Israel will have to reduce the power supply to Gaza, the Coordinator of Government Activity in the West Bank Maj. Gen. Yoav Mordechai said on Thursday, after the Palestinian Authority notified it will stop paying for the electricity Israel provides to the Strip, which is grappling with an acute energy crisis.
- Palestinian Authority to stop funding Israeli-supplied electricity to Hamas-controlled Gaza
- As the Palestinian Authority ratchets up pressure on Hamas, Gaza residents fear bearing the brunt
- Gaza hospitals warn shutdown imminent due to electricity crisis
In an interview to the BBC, Mordechai said Israel is Gaza’s sole energy provider, as the Strip’s power station and the power lines from Egypt are not working. Gaza’s energy problem, however, is the result of an internal Palestinian issue, not of one between Israelis and Palestinians, he said.
“Israel provides 125 megawatts. It decided to increase that by 100 megawatts, but, regrettably, there are problems between Hamas in Gaza and the Palestinian Authority in Ramallah [in the West Bank], which led the PA to stop funding the power supply,” Mordechai said.
Electricity supplies in Gaza have been limited to just three or four hours a day, as opposed to eight hours a day before the crisis. An Israeli Arab witness told Haaretz that there is hardly any electricity in the Strip, with hospitals depending on diesel-fueled generators to use respirators, incubators and similar equipment.
Mordechai dismissed criticism of Israel’s ongoing closure on the Gaza Strip and blamed Hamas for the energy crisis.
“Hamas charges 100 million shekels from the Gaza Strip residents every month, via merchandise tariffs and taxes from the exploited Palestinians in the Gaza Strip, but the money doesn’t reach the PA. This is because Hamas chooses to put the money into tunnels, digging and organizationIsrael is the only one supplying the Gaza Strip with power, so the Strip is completely dependent on Israel for its power supply,” he said.
According to Mordechai, Hamas officials place their own interests above those of Gaza's residents.
“The power goes to the tunnels and to Fathi Hammad, the senior Hamas official who has four wives, three houses and electricity supply 24-hours-a-day, while two million Palestinians have four hours of electricity a day. Is that reasonable? Hamas prefers its own interests and its commanders’ interests,” he said.
Mordechai said slashing the power supply is an internal problem, noting the PA had officially told Israel that it was reducing its payments for the electric power. “The average 125 megawatts we provide the Gaza Strip costs 40 million shekels. The PA told us in an official letter that it is interested in paying 25-30 million shekels. That means reducing the electricity to the Gaza Strip.”

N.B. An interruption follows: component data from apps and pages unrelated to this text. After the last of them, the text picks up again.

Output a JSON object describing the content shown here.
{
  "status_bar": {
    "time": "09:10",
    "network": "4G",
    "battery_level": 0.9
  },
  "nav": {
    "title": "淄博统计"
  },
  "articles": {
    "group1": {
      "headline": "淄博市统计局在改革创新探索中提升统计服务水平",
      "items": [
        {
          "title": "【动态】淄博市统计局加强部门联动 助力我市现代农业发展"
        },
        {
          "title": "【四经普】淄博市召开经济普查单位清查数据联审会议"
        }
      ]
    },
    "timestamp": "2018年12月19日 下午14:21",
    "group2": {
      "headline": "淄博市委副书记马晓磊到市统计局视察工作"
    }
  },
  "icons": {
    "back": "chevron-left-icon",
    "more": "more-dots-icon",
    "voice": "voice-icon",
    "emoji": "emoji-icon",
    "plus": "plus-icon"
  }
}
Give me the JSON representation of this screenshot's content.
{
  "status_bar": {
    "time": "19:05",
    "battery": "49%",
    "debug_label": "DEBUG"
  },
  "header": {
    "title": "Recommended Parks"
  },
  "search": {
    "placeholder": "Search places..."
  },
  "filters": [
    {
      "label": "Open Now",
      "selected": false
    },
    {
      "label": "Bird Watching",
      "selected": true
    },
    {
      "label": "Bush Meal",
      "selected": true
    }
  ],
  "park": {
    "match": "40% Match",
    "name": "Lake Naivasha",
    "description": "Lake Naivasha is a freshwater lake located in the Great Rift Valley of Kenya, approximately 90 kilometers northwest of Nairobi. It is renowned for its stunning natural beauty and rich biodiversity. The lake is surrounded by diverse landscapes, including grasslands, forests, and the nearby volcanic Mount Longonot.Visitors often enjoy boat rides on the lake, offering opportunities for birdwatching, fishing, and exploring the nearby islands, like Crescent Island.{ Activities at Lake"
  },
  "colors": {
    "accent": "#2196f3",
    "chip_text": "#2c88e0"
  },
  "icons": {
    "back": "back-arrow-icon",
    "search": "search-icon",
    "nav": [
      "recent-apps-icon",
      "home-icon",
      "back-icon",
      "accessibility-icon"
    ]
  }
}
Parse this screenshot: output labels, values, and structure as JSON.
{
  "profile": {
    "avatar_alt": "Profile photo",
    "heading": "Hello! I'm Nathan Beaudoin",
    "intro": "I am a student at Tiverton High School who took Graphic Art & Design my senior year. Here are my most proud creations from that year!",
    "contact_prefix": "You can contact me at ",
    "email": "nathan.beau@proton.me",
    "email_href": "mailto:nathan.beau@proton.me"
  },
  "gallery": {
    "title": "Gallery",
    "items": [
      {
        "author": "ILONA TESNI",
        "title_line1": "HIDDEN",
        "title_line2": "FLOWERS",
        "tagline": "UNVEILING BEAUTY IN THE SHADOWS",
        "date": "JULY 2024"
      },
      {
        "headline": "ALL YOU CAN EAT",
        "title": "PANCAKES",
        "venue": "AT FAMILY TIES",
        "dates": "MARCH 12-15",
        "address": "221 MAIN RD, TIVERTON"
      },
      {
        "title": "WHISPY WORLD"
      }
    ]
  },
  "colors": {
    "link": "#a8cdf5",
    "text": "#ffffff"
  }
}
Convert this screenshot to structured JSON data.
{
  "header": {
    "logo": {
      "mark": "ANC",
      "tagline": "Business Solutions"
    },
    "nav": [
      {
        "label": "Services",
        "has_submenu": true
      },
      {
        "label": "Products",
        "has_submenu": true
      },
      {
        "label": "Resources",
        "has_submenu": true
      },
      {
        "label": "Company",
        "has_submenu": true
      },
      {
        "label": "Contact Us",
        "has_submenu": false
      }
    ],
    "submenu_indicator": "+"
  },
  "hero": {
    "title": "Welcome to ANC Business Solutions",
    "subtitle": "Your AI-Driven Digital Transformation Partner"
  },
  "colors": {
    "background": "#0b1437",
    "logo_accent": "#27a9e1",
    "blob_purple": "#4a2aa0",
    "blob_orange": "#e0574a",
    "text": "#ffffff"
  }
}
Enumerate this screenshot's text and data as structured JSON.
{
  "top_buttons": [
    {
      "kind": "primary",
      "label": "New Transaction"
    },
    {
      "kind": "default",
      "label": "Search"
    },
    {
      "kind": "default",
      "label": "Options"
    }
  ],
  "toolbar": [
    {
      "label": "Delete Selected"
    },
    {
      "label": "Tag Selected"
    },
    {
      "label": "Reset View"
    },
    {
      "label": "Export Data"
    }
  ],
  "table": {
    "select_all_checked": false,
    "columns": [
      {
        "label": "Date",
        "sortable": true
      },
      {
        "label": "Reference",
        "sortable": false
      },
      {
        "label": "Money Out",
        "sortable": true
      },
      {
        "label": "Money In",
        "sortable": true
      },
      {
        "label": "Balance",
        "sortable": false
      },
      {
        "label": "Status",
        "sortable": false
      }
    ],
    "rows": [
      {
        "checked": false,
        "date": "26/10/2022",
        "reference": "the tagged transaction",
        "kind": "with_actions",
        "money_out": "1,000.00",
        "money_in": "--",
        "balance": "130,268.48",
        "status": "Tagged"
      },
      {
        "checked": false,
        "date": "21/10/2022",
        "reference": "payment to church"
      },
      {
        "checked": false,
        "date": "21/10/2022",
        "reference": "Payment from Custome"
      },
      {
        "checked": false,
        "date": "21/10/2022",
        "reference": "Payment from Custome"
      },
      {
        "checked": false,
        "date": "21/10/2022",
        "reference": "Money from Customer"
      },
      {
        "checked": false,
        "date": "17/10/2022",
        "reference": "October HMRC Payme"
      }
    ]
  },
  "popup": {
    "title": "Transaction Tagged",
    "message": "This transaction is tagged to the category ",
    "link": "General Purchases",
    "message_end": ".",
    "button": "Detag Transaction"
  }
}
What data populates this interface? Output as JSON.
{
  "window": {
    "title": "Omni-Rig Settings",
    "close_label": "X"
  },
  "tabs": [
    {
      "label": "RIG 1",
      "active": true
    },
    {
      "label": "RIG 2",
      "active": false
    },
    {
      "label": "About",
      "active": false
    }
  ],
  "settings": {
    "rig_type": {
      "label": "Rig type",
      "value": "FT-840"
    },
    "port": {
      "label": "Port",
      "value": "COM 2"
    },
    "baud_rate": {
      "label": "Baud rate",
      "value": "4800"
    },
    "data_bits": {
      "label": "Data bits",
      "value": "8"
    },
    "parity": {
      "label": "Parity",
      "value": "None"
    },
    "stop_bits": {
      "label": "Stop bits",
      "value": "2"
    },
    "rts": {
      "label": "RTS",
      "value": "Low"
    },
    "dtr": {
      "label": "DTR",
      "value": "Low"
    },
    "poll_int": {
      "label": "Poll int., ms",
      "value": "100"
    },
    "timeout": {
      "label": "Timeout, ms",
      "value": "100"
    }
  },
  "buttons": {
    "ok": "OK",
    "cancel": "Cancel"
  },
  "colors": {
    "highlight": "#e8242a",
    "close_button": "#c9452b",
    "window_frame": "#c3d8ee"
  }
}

Mordechai did not say when the already irregular power supply the Gaza Strip would be reduced and by how much, but laid the responsibility for it on Hamas.
“If Hamas decides to use the electricity for hospitals and civilians, instead of to its leaders and tunnels and generators, the Gaza residents will have no problem.”